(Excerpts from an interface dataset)

★ ★ ★ ★

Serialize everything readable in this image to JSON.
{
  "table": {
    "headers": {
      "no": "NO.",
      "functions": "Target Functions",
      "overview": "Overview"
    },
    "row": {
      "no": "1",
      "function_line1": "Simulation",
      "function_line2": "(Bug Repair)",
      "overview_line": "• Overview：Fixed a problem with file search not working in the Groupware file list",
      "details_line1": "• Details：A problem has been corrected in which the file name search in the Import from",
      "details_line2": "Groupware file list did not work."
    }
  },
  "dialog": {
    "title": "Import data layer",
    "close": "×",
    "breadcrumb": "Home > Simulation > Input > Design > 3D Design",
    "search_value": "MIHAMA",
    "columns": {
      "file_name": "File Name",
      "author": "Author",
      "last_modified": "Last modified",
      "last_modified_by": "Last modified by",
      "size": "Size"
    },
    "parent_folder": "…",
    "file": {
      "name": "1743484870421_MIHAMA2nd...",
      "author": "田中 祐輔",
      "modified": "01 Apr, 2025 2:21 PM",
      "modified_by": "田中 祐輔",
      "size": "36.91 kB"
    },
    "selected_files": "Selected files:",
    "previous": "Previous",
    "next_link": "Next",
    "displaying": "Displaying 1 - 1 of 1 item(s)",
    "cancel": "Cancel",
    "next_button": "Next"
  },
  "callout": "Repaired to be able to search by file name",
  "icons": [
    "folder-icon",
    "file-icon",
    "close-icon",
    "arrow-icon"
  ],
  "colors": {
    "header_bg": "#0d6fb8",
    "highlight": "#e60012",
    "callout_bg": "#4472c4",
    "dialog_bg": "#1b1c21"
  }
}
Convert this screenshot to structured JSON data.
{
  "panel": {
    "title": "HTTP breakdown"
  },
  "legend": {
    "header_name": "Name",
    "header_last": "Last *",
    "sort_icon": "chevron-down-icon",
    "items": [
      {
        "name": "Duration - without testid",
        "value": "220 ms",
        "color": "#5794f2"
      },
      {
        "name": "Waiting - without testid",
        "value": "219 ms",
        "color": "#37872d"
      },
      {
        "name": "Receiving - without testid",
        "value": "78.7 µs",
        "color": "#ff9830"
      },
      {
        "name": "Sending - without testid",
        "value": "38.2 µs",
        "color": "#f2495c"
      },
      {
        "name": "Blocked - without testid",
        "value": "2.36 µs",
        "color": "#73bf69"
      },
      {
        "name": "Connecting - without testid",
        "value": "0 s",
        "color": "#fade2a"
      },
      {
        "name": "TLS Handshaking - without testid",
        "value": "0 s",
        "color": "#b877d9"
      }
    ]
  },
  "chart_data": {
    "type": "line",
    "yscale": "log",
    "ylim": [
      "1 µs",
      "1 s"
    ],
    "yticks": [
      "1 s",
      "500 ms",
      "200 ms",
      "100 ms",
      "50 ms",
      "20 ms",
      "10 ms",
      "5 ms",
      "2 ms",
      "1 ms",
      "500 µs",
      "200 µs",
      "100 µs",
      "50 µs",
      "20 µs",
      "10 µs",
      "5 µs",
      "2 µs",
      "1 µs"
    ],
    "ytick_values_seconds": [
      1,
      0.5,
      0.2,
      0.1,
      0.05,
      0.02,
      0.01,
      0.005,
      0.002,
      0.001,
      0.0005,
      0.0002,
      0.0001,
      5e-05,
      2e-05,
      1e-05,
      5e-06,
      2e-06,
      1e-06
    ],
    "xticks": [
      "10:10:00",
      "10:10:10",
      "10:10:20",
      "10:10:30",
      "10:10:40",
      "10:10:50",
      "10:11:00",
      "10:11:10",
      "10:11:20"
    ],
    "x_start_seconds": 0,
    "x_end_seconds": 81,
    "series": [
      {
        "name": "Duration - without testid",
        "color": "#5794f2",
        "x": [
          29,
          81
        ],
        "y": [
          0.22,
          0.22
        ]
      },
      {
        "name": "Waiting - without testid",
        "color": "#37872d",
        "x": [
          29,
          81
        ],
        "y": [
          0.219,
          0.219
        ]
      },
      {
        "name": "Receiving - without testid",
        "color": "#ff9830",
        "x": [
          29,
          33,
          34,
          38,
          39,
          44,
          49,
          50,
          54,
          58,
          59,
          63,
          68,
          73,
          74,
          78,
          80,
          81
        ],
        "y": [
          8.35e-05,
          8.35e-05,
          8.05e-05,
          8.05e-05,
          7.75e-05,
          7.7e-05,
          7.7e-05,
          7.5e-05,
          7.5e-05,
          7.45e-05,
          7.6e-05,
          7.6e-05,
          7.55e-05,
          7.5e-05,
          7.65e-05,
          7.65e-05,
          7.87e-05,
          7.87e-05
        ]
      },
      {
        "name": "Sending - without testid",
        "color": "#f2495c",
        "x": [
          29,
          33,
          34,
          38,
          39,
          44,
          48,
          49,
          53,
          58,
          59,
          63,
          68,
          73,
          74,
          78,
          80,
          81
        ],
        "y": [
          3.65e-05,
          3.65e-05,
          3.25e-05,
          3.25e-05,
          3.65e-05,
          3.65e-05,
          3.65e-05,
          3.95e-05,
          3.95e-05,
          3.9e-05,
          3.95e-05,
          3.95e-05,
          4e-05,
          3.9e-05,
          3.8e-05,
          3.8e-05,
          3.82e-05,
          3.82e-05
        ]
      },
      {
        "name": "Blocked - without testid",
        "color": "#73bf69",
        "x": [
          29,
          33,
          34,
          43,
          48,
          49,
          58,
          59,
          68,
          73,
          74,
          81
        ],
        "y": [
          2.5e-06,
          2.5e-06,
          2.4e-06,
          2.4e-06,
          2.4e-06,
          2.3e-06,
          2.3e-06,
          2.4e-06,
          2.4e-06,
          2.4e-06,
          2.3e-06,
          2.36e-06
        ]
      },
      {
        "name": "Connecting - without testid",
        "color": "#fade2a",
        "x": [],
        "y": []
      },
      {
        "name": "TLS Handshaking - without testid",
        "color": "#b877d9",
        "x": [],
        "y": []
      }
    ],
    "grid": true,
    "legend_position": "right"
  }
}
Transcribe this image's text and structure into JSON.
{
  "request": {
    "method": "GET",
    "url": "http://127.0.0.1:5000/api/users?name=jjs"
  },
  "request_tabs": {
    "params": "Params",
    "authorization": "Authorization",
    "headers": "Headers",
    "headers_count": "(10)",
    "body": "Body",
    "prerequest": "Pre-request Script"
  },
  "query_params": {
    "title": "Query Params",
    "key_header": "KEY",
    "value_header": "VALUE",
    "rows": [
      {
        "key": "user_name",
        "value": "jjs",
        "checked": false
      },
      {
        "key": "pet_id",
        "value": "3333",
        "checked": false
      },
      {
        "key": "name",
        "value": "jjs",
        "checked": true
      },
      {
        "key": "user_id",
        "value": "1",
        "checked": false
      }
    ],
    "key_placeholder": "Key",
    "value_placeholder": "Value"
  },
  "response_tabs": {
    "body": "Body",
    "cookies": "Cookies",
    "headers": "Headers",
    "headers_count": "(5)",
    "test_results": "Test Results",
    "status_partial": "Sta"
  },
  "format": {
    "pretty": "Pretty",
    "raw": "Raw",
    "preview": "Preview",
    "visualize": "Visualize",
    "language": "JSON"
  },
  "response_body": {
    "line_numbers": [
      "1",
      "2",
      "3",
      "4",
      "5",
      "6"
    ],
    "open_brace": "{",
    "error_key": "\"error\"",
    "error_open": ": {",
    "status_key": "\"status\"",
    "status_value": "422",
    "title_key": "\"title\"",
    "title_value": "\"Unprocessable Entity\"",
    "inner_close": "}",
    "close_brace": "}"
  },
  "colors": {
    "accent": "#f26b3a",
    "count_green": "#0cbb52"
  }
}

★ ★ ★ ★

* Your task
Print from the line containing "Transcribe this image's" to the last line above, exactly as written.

* Solution to the problem
Transcribe this image's text and structure into JSON.
{
  "request": {
    "method": "GET",
    "url": "http://127.0.0.1:5000/api/users?name=jjs"
  },
  "request_tabs": {
    "params": "Params",
    "authorization": "Authorization",
    "headers": "Headers",
    "headers_count": "(10)",
    "body": "Body",
    "prerequest": "Pre-request Script"
  },
  "query_params": {
    "title": "Query Params",
    "key_header": "KEY",
    "value_header": "VALUE",
    "rows": [
      {
        "key": "user_name",
        "value": "jjs",
        "checked": false
      },
      {
        "key": "pet_id",
        "value": "3333",
        "checked": false
      },
      {
        "key": "name",
        "value": "jjs",
        "checked": true
      },
      {
        "key": "user_id",
        "value": "1",
        "checked": false
      }
    ],
    "key_placeholder": "Key",
    "value_placeholder": "Value"
  },
  "response_tabs": {
    "body": "Body",
    "cookies": "Cookies",
    "headers": "Headers",
    "headers_count": "(5)",
    "test_results": "Test Results",
    "status_partial": "Sta"
  },
  "format": {
    "pretty": "Pretty",
    "raw": "Raw",
    "preview": "Preview",
    "visualize": "Visualize",
    "language": "JSON"
  },
  "response_body": {
    "line_numbers": [
      "1",
      "2",
      "3",
      "4",
      "5",
      "6"
    ],
    "open_brace": "{",
    "error_key": "\"error\"",
    "error_open": ": {",
    "status_key": "\"status\"",
    "status_value": "422",
    "title_key": "\"title\"",
    "title_value": "\"Unprocessable Entity\"",
    "inner_close": "}",
    "close_brace": "}"
  },
  "colors": {
    "accent": "#f26b3a",
    "count_green": "#0cbb52"
  }
}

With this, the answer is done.